Module three, a new chapter in education …
Appraising the work of photographer Ed Ruscha and choosing a work on which to base a repeat photography exercise proved very informative. This was a good opportunity to evaluate different contexts, or surfaces, for the display of photographic images, and the impact of those contexts on how displayed images are viewed.
It was very surprising to find the production of an interactive ebook to be as problematic as it was. This was predominantly due to the software needed to produce and subsequently read an interactive ebook not being universally available, and also the problem of Mac operating systems not being compatible with HTML5/flash.
Despite the frustration, however, I am taking the view that this is extremely valuable knowledge. And I am pleased with the finished set of images – I think the slideshow in the CRJ is an appropriate method of presentation. Perhaps most importantly the body of work received some very positive feedback (“Inspired by … Ed Ruscha”).
Revisiting an image I took in 2013 brought further frustrations because every piece of technology involved in the task had some sort of failure and everything that could go wrong logistically did so.
I wasn’t especially pleased with the end result, although this also attracted positive feedback. My printer was one of the pieces of technology which failed – and did so quite spectacularly. So, getting two images printed at all was an achievement. I don’t think the background was particularly attractive or complimentary to the images. This is an area of ongoing research.

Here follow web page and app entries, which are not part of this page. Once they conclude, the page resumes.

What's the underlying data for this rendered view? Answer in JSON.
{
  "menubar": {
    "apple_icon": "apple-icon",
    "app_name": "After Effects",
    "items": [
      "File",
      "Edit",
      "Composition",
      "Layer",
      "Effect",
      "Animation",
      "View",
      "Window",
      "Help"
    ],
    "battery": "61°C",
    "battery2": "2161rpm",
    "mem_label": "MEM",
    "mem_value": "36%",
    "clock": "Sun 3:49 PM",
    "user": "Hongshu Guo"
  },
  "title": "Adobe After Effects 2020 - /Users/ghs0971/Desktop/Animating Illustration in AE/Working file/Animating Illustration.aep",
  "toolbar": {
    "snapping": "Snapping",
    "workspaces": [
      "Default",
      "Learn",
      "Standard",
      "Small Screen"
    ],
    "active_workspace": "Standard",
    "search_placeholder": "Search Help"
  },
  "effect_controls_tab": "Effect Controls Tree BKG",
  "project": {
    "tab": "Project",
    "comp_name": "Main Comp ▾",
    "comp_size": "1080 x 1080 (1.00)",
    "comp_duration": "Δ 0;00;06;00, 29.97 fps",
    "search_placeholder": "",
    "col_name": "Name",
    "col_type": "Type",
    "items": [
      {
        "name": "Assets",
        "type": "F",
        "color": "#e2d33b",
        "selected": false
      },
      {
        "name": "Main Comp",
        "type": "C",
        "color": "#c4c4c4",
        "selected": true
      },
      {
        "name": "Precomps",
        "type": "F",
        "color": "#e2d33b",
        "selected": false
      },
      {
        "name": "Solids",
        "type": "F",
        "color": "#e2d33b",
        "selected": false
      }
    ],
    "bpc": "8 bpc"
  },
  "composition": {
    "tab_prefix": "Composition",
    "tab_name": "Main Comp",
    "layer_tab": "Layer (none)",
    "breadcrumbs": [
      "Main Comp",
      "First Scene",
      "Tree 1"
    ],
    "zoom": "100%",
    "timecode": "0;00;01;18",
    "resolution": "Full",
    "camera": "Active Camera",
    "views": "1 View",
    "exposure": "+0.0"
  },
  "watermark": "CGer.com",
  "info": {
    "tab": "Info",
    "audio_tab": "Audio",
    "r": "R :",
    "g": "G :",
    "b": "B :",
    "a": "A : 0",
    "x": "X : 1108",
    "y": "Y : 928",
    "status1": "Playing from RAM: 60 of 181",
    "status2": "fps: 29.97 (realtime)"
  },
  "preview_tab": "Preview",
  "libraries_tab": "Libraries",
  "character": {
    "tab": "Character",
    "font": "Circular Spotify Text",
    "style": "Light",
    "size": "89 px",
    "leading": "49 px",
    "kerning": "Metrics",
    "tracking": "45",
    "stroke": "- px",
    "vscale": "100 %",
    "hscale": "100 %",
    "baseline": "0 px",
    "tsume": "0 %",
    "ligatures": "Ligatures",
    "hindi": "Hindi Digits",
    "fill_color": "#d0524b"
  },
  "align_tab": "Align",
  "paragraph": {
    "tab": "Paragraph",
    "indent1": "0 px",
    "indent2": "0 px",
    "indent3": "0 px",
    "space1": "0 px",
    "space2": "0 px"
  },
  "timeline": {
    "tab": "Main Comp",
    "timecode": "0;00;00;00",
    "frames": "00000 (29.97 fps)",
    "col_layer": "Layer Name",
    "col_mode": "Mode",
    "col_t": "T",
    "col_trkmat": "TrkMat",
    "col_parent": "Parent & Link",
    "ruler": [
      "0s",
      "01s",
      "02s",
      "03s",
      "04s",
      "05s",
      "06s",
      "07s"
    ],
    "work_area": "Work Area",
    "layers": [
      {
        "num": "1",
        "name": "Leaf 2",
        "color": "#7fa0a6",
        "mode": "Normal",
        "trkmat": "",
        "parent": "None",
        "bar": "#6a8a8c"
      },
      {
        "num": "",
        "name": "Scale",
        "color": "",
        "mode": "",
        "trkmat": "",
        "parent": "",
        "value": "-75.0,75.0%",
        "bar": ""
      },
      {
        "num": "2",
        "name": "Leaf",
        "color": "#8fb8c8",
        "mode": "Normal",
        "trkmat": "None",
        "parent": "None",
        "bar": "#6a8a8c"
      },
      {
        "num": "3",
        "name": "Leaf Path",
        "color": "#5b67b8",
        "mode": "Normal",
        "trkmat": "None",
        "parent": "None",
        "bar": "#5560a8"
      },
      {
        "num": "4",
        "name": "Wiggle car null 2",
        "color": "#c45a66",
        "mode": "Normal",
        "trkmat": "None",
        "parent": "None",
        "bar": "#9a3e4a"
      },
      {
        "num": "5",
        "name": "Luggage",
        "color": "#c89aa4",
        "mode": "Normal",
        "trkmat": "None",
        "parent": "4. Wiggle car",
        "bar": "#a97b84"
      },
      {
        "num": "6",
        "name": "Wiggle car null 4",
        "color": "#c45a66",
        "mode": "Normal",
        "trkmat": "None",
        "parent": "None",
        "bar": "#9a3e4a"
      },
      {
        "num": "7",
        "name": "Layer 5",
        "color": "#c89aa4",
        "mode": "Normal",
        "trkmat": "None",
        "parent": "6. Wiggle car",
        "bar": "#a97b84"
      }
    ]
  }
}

However, the end result was extremely valuable in terms of evaluating how my photographic style has developed over a period of time. Additionally, this was invaluable as an exercise in real-time, “on the hoof” problem solving (“Repeat Photography & Rephotography”). “MacGyver … “

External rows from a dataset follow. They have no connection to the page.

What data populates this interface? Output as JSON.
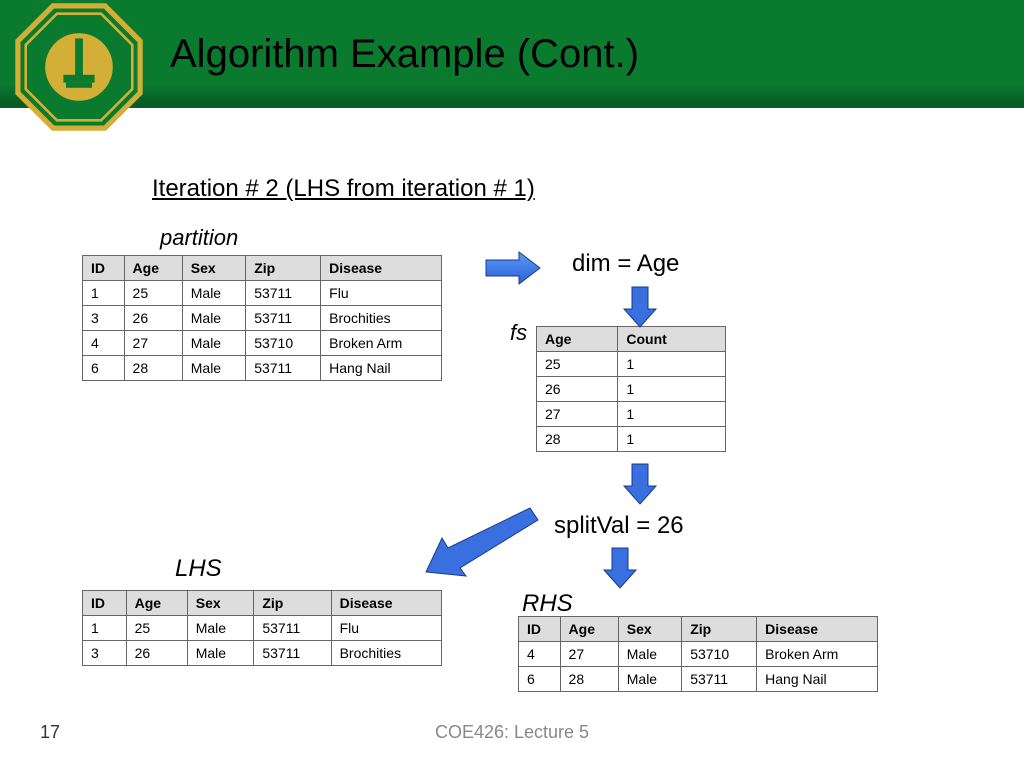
{
  "title": "Algorithm Example (Cont.)",
  "subtitle": "Iteration # 2 (LHS from iteration # 1)",
  "labels": {
    "partition": "partition",
    "dim": "dim = Age",
    "fs": "fs",
    "split": "splitVal = 26",
    "lhs": "LHS",
    "rhs": "RHS"
  },
  "partition": {
    "headers": [
      "ID",
      "Age",
      "Sex",
      "Zip",
      "Disease"
    ],
    "rows": [
      [
        "1",
        "25",
        "Male",
        "53711",
        "Flu"
      ],
      [
        "3",
        "26",
        "Male",
        "53711",
        "Brochities"
      ],
      [
        "4",
        "27",
        "Male",
        "53710",
        "Broken Arm"
      ],
      [
        "6",
        "28",
        "Male",
        "53711",
        "Hang Nail"
      ]
    ]
  },
  "fs": {
    "headers": [
      "Age",
      "Count"
    ],
    "rows": [
      [
        "25",
        "1"
      ],
      [
        "26",
        "1"
      ],
      [
        "27",
        "1"
      ],
      [
        "28",
        "1"
      ]
    ]
  },
  "lhs": {
    "headers": [
      "ID",
      "Age",
      "Sex",
      "Zip",
      "Disease"
    ],
    "rows": [
      [
        "1",
        "25",
        "Male",
        "53711",
        "Flu"
      ],
      [
        "3",
        "26",
        "Male",
        "53711",
        "Brochities"
      ]
    ]
  },
  "rhs": {
    "headers": [
      "ID",
      "Age",
      "Sex",
      "Zip",
      "Disease"
    ],
    "rows": [
      [
        "4",
        "27",
        "Male",
        "53710",
        "Broken Arm"
      ],
      [
        "6",
        "28",
        "Male",
        "53711",
        "Hang Nail"
      ]
    ]
  },
  "footer": {
    "page": "17",
    "course": "COE426: Lecture 5"
  }
}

Looking ahead, week two presents a chance to produce a movie type trailer. This will really be unchartered territory for me. Let’s see what transpires …
It was, I think, inevitable that I would be drawn to Ed Ruscha’s 1969 work “Crackers” – a story told in images of a man who takes his date to a hotel room, persuades her to undress before covering her body in tomato, cucumber and salad dressing. He goes off to buy some crackers, having realised he forgot this important item, never to return.

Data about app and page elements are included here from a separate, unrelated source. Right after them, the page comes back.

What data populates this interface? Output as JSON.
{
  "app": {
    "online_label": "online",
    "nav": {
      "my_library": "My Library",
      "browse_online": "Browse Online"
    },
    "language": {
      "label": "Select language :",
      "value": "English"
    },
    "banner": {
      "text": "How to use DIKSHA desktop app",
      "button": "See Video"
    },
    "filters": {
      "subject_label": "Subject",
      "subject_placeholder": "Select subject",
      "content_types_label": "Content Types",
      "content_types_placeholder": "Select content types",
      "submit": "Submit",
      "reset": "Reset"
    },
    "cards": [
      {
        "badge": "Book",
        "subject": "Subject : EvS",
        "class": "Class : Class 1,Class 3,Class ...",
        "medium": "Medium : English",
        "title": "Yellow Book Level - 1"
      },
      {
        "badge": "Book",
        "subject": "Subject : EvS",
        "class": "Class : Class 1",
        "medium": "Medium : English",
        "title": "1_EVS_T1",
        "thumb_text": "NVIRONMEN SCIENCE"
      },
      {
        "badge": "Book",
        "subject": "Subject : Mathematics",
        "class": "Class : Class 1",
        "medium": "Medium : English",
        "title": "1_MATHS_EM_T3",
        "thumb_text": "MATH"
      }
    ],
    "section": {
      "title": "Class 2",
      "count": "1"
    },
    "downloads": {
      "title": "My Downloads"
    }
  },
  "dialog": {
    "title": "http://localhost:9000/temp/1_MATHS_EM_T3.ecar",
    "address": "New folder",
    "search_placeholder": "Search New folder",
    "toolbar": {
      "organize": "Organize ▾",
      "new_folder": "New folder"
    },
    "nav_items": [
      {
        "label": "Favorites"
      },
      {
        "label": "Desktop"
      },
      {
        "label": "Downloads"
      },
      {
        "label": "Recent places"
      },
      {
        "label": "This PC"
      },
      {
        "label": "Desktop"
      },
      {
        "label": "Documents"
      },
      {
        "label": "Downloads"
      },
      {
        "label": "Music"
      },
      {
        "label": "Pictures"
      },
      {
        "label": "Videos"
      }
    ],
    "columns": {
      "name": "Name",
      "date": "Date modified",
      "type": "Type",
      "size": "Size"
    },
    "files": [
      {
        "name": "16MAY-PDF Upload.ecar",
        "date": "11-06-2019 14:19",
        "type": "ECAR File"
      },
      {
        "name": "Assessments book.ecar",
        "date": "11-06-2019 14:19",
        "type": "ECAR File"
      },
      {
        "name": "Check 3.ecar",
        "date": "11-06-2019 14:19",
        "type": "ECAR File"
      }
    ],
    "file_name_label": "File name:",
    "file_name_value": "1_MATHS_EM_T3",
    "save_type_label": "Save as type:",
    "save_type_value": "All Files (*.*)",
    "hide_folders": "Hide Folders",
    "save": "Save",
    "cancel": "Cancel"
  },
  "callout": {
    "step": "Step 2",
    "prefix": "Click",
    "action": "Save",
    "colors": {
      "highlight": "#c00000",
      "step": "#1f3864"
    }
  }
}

Before I even picked up my camera to shoot the series of images for this project, I had the idea of producing an interactive ebook – my mind “free wheeled” after reading the brief and I decided pretty quickly on a variation to a photobook.
However, producing an interactive ebook proved to be less than simple, largely because the software needed to both produce and subsequently read this type of publication is not universally available. Furthermore, interactive ebooks prove to be a particular problem for Mac users.
Nevertheless, this has been both an interesting and invaluable learning experience and I am grateful to those with greater IT knowledge than myself who provided assistance, and also to those who took time to test prototypes.
The alternative method of dissemination remains, therefore, as a standard photobook which is awaiting publication whilst I evaluate the various companies which offer photobook printing services. At the moment, the concept is for a soft cover book, 8 x 8”.
Morris, 2013 & 2017. Sushi
Revisit an early image, print off the old and the new, and photograph them side by side.
This was a seemingly easy project to work on. However, it became a mountainous task: everything involved in this task went wrong – camera, printer, everything.
Nevertheless, it was through overcoming these issues that this was a richer learning experience.
The image I revisited was chosen specifically because it is one of the earliest examples of my food photography and therefore allows me to view images over the longest possible period of time.
I think revisiting images of food differs from the revisiting of other subjects because of the highly ephemeral nature of food: there are no fixed co-ordinates to which a food photographer can return in one or two years’ time. Consequently, because the original subject, for me, no longer exists, the real value in this exercise was in appreciating how my photographic practice has developed over time.
I took the view that the comparison lent itself to a scrapbook type of presentation and shot the two images attached to some handmade craft paper.
See also: ‘Repeat Photography’ … Revisited